YOUR TASK ::
Among the entries that follow, find every line with the word "адресов" and copy it.

[Website and app data records]
◆ ◆ ◆ ◆ ◆

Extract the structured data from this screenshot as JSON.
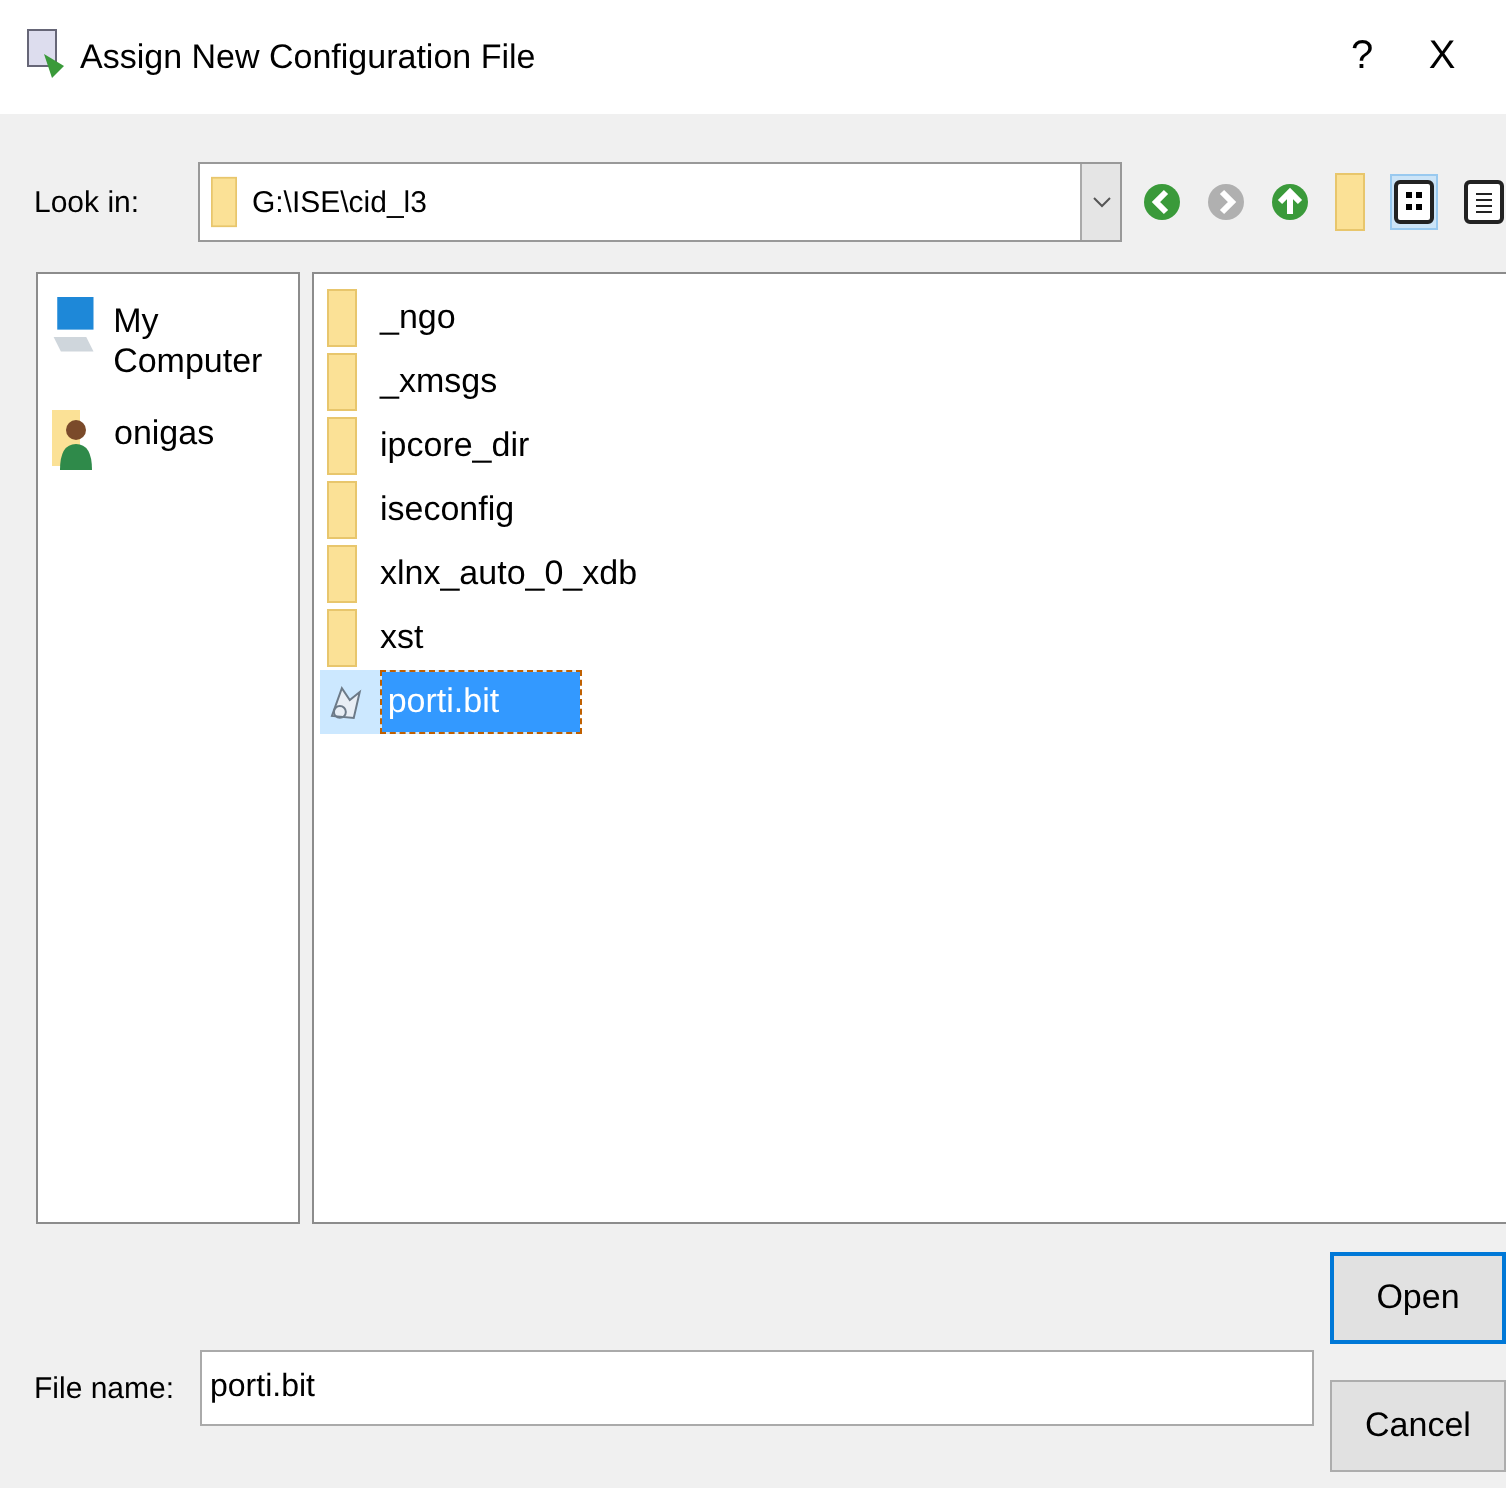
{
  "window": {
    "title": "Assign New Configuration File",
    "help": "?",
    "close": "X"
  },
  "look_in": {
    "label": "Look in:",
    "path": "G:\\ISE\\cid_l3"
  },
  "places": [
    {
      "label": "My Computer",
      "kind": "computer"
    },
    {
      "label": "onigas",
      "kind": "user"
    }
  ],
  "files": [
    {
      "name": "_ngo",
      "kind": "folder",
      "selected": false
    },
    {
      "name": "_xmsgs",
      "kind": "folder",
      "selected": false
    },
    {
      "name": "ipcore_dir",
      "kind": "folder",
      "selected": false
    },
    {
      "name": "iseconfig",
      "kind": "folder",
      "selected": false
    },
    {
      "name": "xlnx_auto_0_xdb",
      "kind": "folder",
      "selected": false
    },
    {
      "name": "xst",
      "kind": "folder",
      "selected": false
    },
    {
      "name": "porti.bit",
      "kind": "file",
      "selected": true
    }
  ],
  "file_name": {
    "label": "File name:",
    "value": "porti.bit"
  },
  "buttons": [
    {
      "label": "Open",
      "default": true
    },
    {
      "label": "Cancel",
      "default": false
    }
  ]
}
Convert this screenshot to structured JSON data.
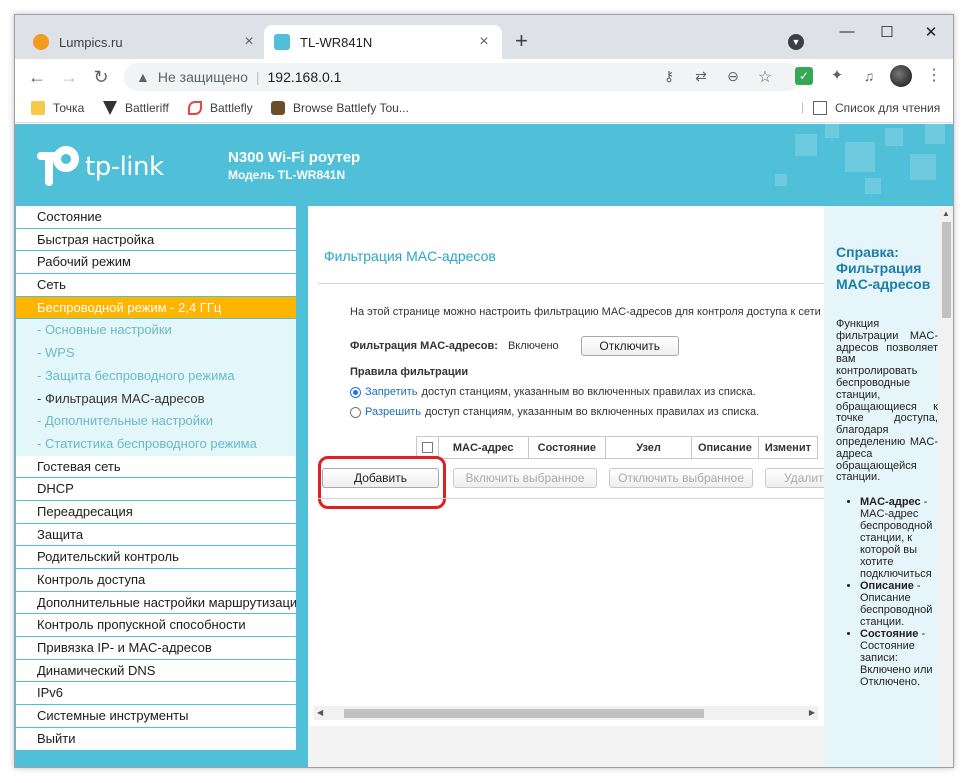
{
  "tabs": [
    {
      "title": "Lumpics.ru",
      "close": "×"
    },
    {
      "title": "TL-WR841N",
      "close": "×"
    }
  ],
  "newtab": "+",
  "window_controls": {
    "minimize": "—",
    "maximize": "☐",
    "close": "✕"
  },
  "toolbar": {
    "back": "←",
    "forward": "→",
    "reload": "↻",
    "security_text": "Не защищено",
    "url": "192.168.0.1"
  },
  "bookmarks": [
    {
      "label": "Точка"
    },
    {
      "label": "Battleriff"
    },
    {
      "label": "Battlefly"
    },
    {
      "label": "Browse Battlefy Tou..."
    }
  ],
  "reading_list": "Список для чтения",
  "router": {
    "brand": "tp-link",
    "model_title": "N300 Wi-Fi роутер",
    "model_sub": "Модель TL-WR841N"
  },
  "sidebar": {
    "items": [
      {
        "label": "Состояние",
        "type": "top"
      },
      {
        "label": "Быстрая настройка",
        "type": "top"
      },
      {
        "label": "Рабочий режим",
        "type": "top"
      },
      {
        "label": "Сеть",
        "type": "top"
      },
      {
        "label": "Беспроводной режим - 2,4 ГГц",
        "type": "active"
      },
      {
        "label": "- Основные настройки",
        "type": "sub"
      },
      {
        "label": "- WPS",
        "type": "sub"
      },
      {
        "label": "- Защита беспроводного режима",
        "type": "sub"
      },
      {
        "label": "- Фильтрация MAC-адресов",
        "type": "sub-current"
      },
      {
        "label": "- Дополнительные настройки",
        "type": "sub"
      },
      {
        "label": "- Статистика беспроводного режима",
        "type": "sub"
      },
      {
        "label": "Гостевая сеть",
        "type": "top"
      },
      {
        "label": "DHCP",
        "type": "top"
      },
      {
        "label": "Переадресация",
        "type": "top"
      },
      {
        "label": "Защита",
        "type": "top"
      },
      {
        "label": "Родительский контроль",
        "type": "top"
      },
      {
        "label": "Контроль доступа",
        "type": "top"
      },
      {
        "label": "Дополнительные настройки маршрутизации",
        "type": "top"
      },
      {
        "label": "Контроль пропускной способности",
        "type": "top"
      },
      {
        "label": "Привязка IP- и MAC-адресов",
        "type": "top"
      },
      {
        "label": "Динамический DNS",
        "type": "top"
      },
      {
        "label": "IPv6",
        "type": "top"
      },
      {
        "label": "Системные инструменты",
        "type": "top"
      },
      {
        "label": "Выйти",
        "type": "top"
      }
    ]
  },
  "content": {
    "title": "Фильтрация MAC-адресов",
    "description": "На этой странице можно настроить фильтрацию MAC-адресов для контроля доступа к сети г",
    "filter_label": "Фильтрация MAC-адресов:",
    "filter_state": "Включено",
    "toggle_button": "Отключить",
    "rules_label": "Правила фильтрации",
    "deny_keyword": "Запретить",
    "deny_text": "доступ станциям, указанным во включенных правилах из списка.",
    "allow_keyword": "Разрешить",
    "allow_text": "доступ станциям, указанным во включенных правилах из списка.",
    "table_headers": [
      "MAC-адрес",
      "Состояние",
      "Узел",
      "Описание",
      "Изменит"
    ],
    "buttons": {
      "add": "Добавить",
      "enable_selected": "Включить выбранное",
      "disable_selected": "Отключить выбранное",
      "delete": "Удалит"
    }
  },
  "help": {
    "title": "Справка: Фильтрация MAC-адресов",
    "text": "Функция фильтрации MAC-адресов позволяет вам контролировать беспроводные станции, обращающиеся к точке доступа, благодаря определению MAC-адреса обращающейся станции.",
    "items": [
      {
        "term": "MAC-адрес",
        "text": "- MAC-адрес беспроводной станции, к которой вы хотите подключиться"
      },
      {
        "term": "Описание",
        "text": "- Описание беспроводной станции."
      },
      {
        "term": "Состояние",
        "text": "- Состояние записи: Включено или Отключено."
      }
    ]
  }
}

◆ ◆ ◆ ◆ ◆

THE ANSWER ::
        "label": "- Фильтрация MAC-адресов",
        "label": "Привязка IP- и MAC-адресов",
    "title": "Фильтрация MAC-адресов",
    "description": "На этой странице можно настроить фильтрацию MAC-адресов для контроля доступа к сети г",
    "filter_label": "Фильтрация MAC-адресов:",
    "title": "Справка: Фильтрация MAC-адресов",
    "text": "Функция фильтрации MAC-адресов позволяет вам контролировать беспроводные станции, обращающиеся к точке доступа, благодаря определению MAC-адреса обращающейся станции.",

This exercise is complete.